Community support a breath of fresh air
One local family will soon be breathing much easier thanks to an overwhelming outpouring of support from the community and donors online.
Lindsay Delorme, who grew up in Johnstown, was diagnosed with Cystic Fibrosis (CF) at four months old. The chronic lung disease is the most common fatal genetic disease affecting Canadian children and young adults. Her parents were told she would not live past the age of four. Thanks to advancements in research and treatment, the current life expectancy of CF patients is growing at 50 years in Canada. At present, there is no cure.
Now 28 years old, Delorme is married and has recently adopted her now 15 month-old son Cohen with husband Joey Delorme. Currently she does a minimum of one hour of treatments in the morning and one hour of treatments at night. She must take 30-40 pills everyday; each one having a vital purpose that helps key components of her body including the digestive system, liver, and bones. It is also imperative that she maintain a regular exercise schedule of at least 45 minutes a day to ensure her lungs are working to their fullest capacity. Her one hour treatments consist of two medications via inhalation and Positive Expiratory Pressure Therapy. Along with her diagnosis of CF, Lindsay was diagnosed with Rheumatoid Juvenile Arthritis at the age of eight. For this, she must take two injections a week to maintain mobility and be able to function day to day.
CF causes various effects on the body, but mainly affects the digestive system and lungs. CF patients have a very weak immune system and therefore are much more susceptible to colds and viruses. When a person with CF catches a cold, they are commonly admitted to the hospital for an average of two weeks for heavy doses of antibiotics. The average CF patient is admitted to the hospital at least twice per year. Delorme however, had not been hospitalized due to her CF in 20 years when she caught a chest cold in February.
"I caught a cold three weeks ago and developed pneumonia in my upper lung. I was hospitalized for nine days and had to have a PICC line (peripherally inserted central catheter) inserted into my arm for antibiotic treatment. It's a 40cm-long tube that runs from the arm muscle to a main artery and can stay inserted for up to two years," said Lindsay.
"Her being in the hospital really got us thinking about what we could do to make life easier for her and our family, and to decrease the chance of another infection," said her husband Joey Delorme.
Delorme and her husband had talked about Vest Therapy many times. The vest is a machine made up of two parts - an air-pulse generator and an inflatable vest that wraps completely around the chest. The air pulse generator creates rapid bursts of air that make the vest inflate and deflate against the chest wall. The vibration of the vest against the chest wall helps to loosen mucus. The vest creates an airflow that helps to move mucus from the airway walls. The minimum cost for the machine is $10,000. With Delorme's medication costs reaching over $3,500 not including any equipment needed, the vest seemed out of reach for the young family in the near-future. Delorme is unable to get health insurance because of her condition.

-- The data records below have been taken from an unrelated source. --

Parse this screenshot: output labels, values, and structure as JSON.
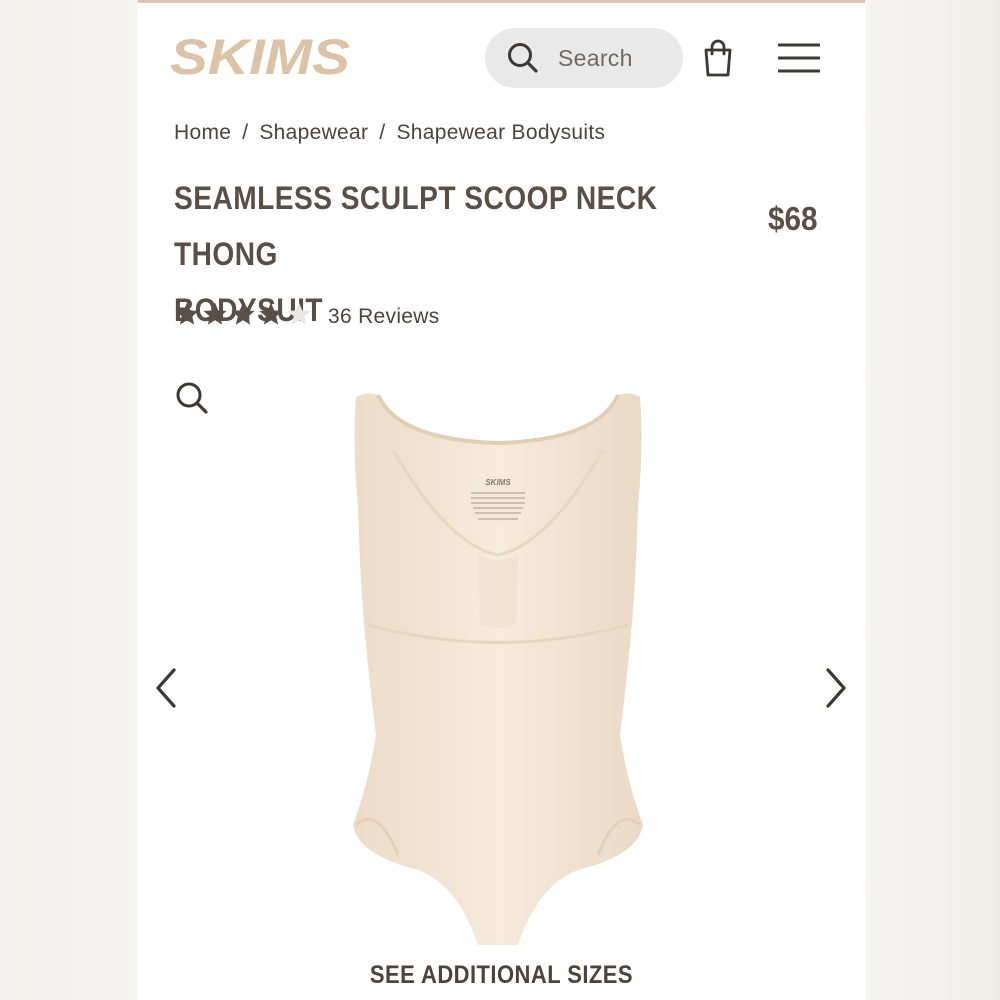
{
  "header": {
    "logo_text": "SKIMS",
    "search_label": "Search",
    "icons": [
      "search-icon",
      "shopping-bag-icon",
      "hamburger-menu-icon"
    ]
  },
  "breadcrumb": {
    "items": [
      "Home",
      "Shapewear",
      "Shapewear Bodysuits"
    ],
    "separator": "/"
  },
  "product": {
    "title_line1": "SEAMLESS SCULPT SCOOP NECK THONG",
    "title_line2": "BODYSUIT",
    "price": "$68",
    "rating": 4,
    "rating_max": 5,
    "reviews": "36 Reviews",
    "label_brand": "SKIMS"
  },
  "gallery": {
    "icons": [
      "zoom-icon",
      "chevron-left-icon",
      "chevron-right-icon"
    ],
    "see_sizes": "SEE ADDITIONAL SIZES"
  },
  "colors": {
    "accent": "#d9c6ad",
    "logo": "#dcc3a8",
    "text_dark": "#5a4f47",
    "garment": "#f3e5d4"
  }
}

When Delorme returned home from the hospital, her husband decided to take a chance and start a GoFundMe page for his wife's treatment.
The page opened with a very poignant statement from Joey:

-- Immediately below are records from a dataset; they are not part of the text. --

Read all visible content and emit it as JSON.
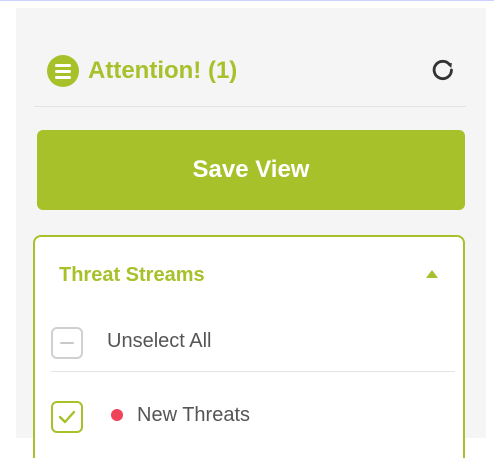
{
  "header": {
    "title": "Attention! (1)",
    "icon": "list-icon",
    "refresh_icon": "refresh-icon"
  },
  "actions": {
    "save_view_label": "Save View"
  },
  "threat_streams": {
    "title": "Threat Streams",
    "collapse_icon": "caret-up-icon",
    "unselect_all_label": "Unselect All",
    "items": [
      {
        "label": "New Threats",
        "checked": true,
        "dot_color": "#f0435a"
      }
    ]
  },
  "colors": {
    "accent": "#a7c12a",
    "text": "#555555",
    "border": "#d0d0d0",
    "danger": "#f0435a"
  }
}
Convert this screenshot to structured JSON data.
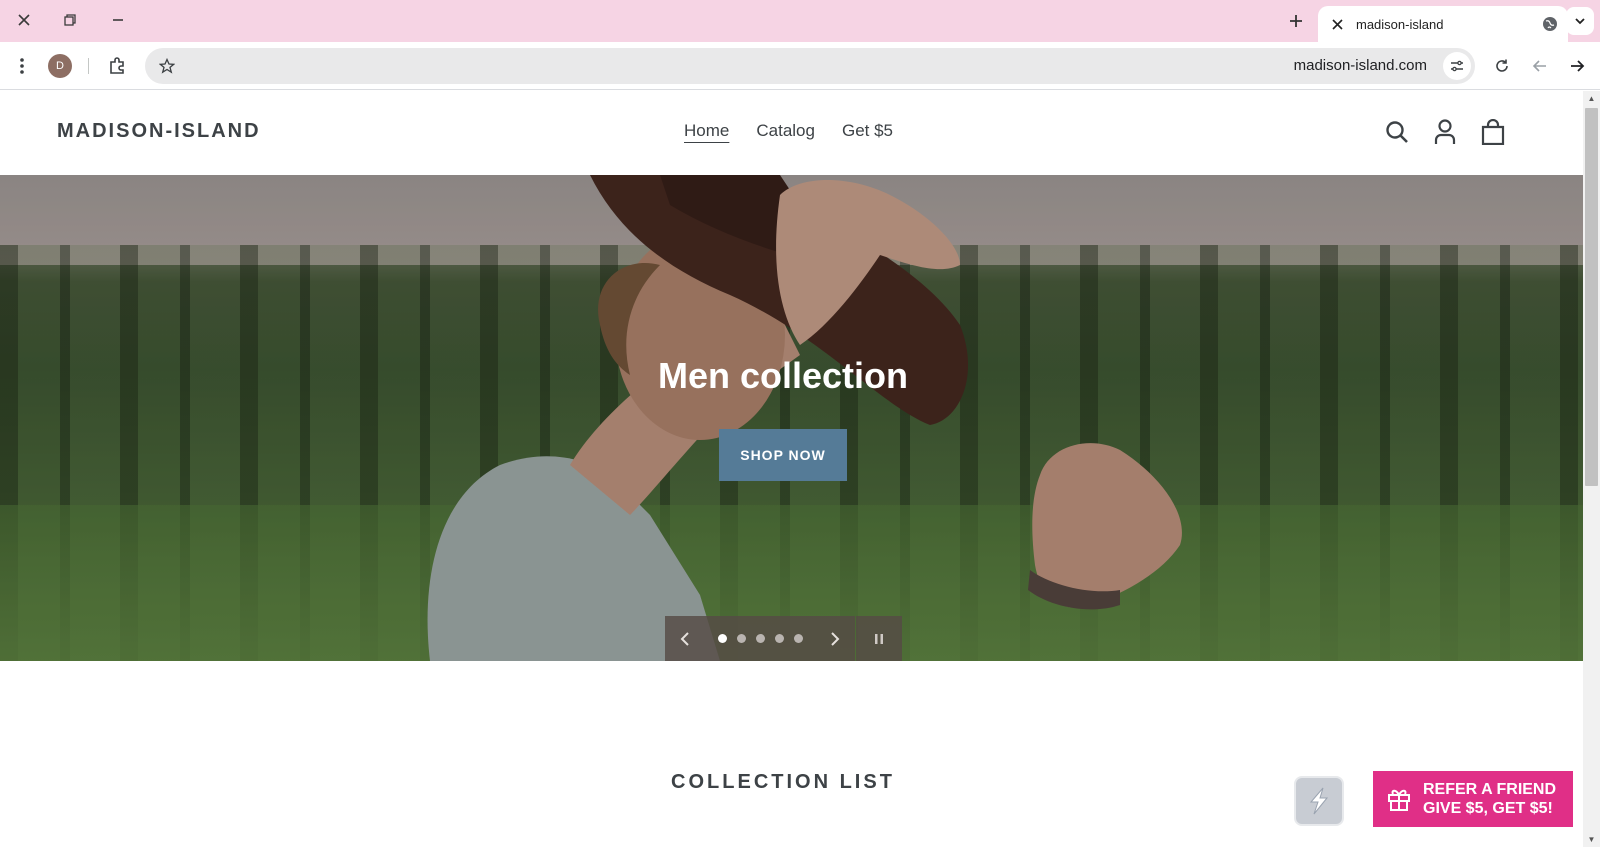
{
  "browser": {
    "tab_title": "madison-island",
    "url": "madison-island.com",
    "profile_initial": "D"
  },
  "site": {
    "logo": "MADISON-ISLAND",
    "nav": [
      {
        "label": "Home",
        "active": true
      },
      {
        "label": "Catalog",
        "active": false
      },
      {
        "label": "Get $5",
        "active": false
      }
    ]
  },
  "hero": {
    "title": "Men collection",
    "button": "SHOP NOW",
    "slides_total": 5,
    "active_slide": 1
  },
  "collection": {
    "heading": "COLLECTION LIST"
  },
  "refer": {
    "line1": "REFER A FRIEND",
    "line2": "GIVE $5, GET $5!"
  },
  "colors": {
    "titlebar": "#f6d4e4",
    "shop_button": "#557b97",
    "refer_button": "#e02f87",
    "text": "#3d4246"
  }
}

"I would like you to go find a straw you have lying around the house. Put one end in your mouth and breathe through it for one minute, then maybe try doing it for ten minutes. I bet you're now trying to catch your breath or coughing? Now try doing that 24 hours a day, seven days a week, and you might have a small idea what Lindsay has to go through every day of her life. She will never know the feeling that we all take for granted which is breathing good; we don't even think about it, it comes natural to us. Think of those hot humid days we have in Ontario and you feel like you can't breathe and it's heavy - she feels like this all the time."
The fundraiser was posted to Facebook, and within hours was shared and spread throughout social media and the local community. 22 hours after creating the page, the Delormes had reached their $10,000 goal.
"I shared the page and all the sudden both of our phones started going off like crazy; we couldn't believe it. People were sharing and donating non-stop, it was amazing. I thought maybe it might raise the money in a year or two. I never imagined this would happen," said Joey.
"I was in shock - I couldn't believe all these people were donating to help me and my family. Strangers we have never met were donating, the support was overwhelming," said Lindsay.
In less than a week, the fundraiser had collected close to $13,500 for Delorme's Vest Therapy. Thanks to the additional financial support, the family is now planning to purchase the battery-operated, mobile vest.
"Thanks to all the people donating, we can now look into purchasing the newer version of the vest, which is mobile and gives more localized treatment. With a 15-month-old son, being able to move around while receiving treatment will make a huge difference," said Joey.
"We are just really thankful and this will be life-changing for me and for my family," said Lindsay.
To donate to the Delorme family, visit the GoFundMe page at www.gofundme.com/x4mshe-breathe-easy. More information about Cystic Fibrosis can be found at www.cysticfibrosis.ca.